* **Information supplied**

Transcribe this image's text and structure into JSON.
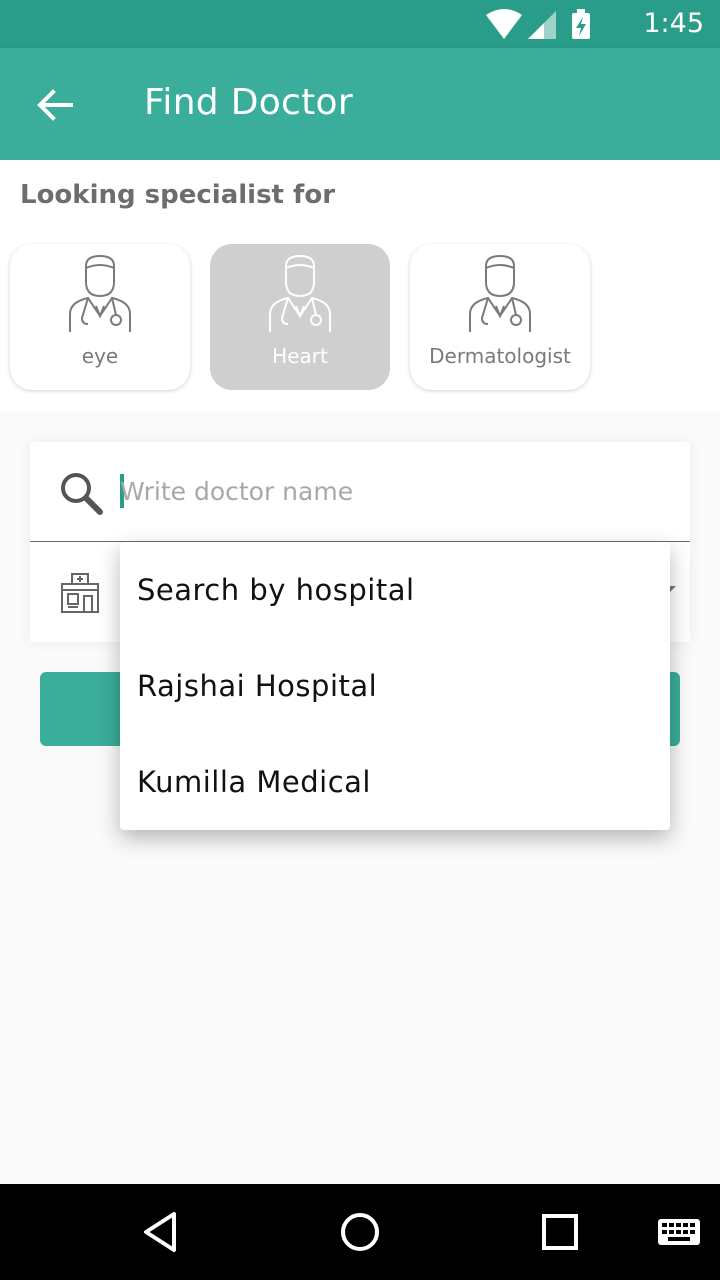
{
  "status_bar": {
    "time": "1:45",
    "icons": [
      "wifi-icon",
      "signal-icon",
      "battery-charging-icon"
    ],
    "background": "#2a9d8a"
  },
  "app_bar": {
    "title": "Find Doctor",
    "back_icon": "arrow-back-icon",
    "background": "#3aae9a"
  },
  "specialists": {
    "heading": "Looking specialist for",
    "items": [
      {
        "label": "eye",
        "icon": "doctor-icon",
        "selected": false
      },
      {
        "label": "Heart",
        "icon": "doctor-icon",
        "selected": true
      },
      {
        "label": "Dermatologist",
        "icon": "doctor-icon",
        "selected": false
      }
    ]
  },
  "search": {
    "placeholder": "Write doctor name",
    "value": "",
    "icon": "search-icon"
  },
  "hospital_select": {
    "icon": "hospital-icon",
    "options": [
      "Search by hospital",
      "Rajshai Hospital",
      "Kumilla Medical"
    ]
  },
  "accent_color": "#3aae9a",
  "nav_bar": {
    "buttons": [
      "back-triangle-icon",
      "home-circle-icon",
      "recents-square-icon",
      "keyboard-icon"
    ]
  }
}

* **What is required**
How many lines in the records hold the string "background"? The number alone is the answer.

* **Response below**
2